(Work request) Report every line below that has the string "orders" in it.

BEGIN Task inputs

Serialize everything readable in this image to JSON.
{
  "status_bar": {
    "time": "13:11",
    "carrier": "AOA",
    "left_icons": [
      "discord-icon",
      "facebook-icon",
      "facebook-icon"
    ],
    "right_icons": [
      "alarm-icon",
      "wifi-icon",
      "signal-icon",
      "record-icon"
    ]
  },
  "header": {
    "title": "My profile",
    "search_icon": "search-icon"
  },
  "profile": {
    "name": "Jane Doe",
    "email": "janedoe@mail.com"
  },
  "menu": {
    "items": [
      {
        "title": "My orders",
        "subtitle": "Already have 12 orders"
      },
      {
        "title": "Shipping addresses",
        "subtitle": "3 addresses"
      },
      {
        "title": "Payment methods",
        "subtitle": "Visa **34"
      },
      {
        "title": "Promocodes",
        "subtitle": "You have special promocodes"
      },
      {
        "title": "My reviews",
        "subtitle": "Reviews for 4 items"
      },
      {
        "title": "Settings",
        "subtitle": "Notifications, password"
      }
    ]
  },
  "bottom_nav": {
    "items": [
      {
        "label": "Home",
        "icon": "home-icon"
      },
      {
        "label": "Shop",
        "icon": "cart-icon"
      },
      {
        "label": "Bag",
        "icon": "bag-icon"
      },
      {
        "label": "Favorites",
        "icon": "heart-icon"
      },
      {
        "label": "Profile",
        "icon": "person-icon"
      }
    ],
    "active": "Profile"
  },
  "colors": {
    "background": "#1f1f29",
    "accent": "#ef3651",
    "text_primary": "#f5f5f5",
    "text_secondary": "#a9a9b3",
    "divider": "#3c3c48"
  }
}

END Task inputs

(Reply)
        "title": "My orders",
        "subtitle": "Already have 12 orders"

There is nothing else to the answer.